GOAL OF THE EXERCISE »
Quote every entry word for word.

INFORMATION SHOWN »
BEGIN

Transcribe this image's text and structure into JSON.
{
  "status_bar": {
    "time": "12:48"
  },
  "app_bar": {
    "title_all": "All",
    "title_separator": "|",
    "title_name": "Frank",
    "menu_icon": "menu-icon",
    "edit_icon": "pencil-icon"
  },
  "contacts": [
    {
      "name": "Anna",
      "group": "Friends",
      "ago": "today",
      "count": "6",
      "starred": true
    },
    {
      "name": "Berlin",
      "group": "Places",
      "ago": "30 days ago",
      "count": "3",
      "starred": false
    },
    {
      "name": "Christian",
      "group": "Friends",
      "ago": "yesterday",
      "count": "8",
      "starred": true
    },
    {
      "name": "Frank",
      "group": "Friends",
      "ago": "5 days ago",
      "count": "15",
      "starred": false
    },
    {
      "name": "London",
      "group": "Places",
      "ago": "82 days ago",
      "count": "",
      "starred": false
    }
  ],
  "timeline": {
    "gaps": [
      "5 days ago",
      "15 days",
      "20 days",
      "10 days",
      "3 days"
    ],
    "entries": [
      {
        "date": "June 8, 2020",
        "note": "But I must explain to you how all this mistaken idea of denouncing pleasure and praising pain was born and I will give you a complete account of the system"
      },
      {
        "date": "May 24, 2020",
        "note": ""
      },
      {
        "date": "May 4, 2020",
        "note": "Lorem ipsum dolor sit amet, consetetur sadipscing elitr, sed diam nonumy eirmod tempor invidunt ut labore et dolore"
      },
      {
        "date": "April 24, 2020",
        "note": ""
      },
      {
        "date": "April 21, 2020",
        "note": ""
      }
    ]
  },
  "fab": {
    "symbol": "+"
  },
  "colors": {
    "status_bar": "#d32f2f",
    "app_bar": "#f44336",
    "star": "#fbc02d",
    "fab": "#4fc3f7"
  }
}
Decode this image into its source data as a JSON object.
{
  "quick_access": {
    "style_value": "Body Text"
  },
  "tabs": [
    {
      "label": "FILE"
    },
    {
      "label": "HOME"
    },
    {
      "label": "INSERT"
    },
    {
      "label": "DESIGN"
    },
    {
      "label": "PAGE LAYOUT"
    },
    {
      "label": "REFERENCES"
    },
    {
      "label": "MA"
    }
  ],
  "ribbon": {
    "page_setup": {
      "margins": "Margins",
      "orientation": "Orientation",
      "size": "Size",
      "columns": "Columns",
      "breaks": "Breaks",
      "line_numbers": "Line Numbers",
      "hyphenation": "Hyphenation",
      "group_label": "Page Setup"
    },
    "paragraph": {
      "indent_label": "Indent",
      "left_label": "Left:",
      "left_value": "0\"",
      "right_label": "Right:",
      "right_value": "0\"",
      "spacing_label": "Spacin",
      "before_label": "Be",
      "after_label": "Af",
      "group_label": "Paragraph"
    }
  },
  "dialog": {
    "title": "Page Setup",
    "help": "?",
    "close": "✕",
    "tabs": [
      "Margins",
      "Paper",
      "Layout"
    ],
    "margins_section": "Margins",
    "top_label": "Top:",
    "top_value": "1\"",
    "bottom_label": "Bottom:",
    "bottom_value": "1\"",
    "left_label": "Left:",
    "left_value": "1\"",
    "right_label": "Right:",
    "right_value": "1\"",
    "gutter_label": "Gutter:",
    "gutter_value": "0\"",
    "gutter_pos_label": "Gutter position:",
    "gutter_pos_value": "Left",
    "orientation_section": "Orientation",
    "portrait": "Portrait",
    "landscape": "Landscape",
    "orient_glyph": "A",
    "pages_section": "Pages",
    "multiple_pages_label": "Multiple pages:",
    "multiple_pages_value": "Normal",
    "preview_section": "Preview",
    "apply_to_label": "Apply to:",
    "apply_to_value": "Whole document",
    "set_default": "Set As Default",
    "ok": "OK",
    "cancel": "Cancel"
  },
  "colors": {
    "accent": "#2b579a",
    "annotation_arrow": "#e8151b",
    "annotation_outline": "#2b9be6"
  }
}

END

EXERCISE SOLUTION »
Transcribe this image's text and structure into JSON.
{
  "status_bar": {
    "time": "12:48"
  },
  "app_bar": {
    "title_all": "All",
    "title_separator": "|",
    "title_name": "Frank",
    "menu_icon": "menu-icon",
    "edit_icon": "pencil-icon"
  },
  "contacts": [
    {
      "name": "Anna",
      "group": "Friends",
      "ago": "today",
      "count": "6",
      "starred": true
    },
    {
      "name": "Berlin",
      "group": "Places",
      "ago": "30 days ago",
      "count": "3",
      "starred": false
    },
    {
      "name": "Christian",
      "group": "Friends",
      "ago": "yesterday",
      "count": "8",
      "starred": true
    },
    {
      "name": "Frank",
      "group": "Friends",
      "ago": "5 days ago",
      "count": "15",
      "starred": false
    },
    {
      "name": "London",
      "group": "Places",
      "ago": "82 days ago",
      "count": "",
      "starred": false
    }
  ],
  "timeline": {
    "gaps": [
      "5 days ago",
      "15 days",
      "20 days",
      "10 days",
      "3 days"
    ],
    "entries": [
      {
        "date": "June 8, 2020",
        "note": "But I must explain to you how all this mistaken idea of denouncing pleasure and praising pain was born and I will give you a complete account of the system"
      },
      {
        "date": "May 24, 2020",
        "note": ""
      },
      {
        "date": "May 4, 2020",
        "note": "Lorem ipsum dolor sit amet, consetetur sadipscing elitr, sed diam nonumy eirmod tempor invidunt ut labore et dolore"
      },
      {
        "date": "April 24, 2020",
        "note": ""
      },
      {
        "date": "April 21, 2020",
        "note": ""
      }
    ]
  },
  "fab": {
    "symbol": "+"
  },
  "colors": {
    "status_bar": "#d32f2f",
    "app_bar": "#f44336",
    "star": "#fbc02d",
    "fab": "#4fc3f7"
  }
}
Decode this image into its source data as a JSON object.
{
  "quick_access": {
    "style_value": "Body Text"
  },
  "tabs": [
    {
      "label": "FILE"
    },
    {
      "label": "HOME"
    },
    {
      "label": "INSERT"
    },
    {
      "label": "DESIGN"
    },
    {
      "label": "PAGE LAYOUT"
    },
    {
      "label": "REFERENCES"
    },
    {
      "label": "MA"
    }
  ],
  "ribbon": {
    "page_setup": {
      "margins": "Margins",
      "orientation": "Orientation",
      "size": "Size",
      "columns": "Columns",
      "breaks": "Breaks",
      "line_numbers": "Line Numbers",
      "hyphenation": "Hyphenation",
      "group_label": "Page Setup"
    },
    "paragraph": {
      "indent_label": "Indent",
      "left_label": "Left:",
      "left_value": "0\"",
      "right_label": "Right:",
      "right_value": "0\"",
      "spacing_label": "Spacin",
      "before_label": "Be",
      "after_label": "Af",
      "group_label": "Paragraph"
    }
  },
  "dialog": {
    "title": "Page Setup",
    "help": "?",
    "close": "✕",
    "tabs": [
      "Margins",
      "Paper",
      "Layout"
    ],
    "margins_section": "Margins",
    "top_label": "Top:",
    "top_value": "1\"",
    "bottom_label": "Bottom:",
    "bottom_value": "1\"",
    "left_label": "Left:",
    "left_value": "1\"",
    "right_label": "Right:",
    "right_value": "1\"",
    "gutter_label": "Gutter:",
    "gutter_value": "0\"",
    "gutter_pos_label": "Gutter position:",
    "gutter_pos_value": "Left",
    "orientation_section": "Orientation",
    "portrait": "Portrait",
    "landscape": "Landscape",
    "orient_glyph": "A",
    "pages_section": "Pages",
    "multiple_pages_label": "Multiple pages:",
    "multiple_pages_value": "Normal",
    "preview_section": "Preview",
    "apply_to_label": "Apply to:",
    "apply_to_value": "Whole document",
    "set_default": "Set As Default",
    "ok": "OK",
    "cancel": "Cancel"
  },
  "colors": {
    "accent": "#2b579a",
    "annotation_arrow": "#e8151b",
    "annotation_outline": "#2b9be6"
  }
}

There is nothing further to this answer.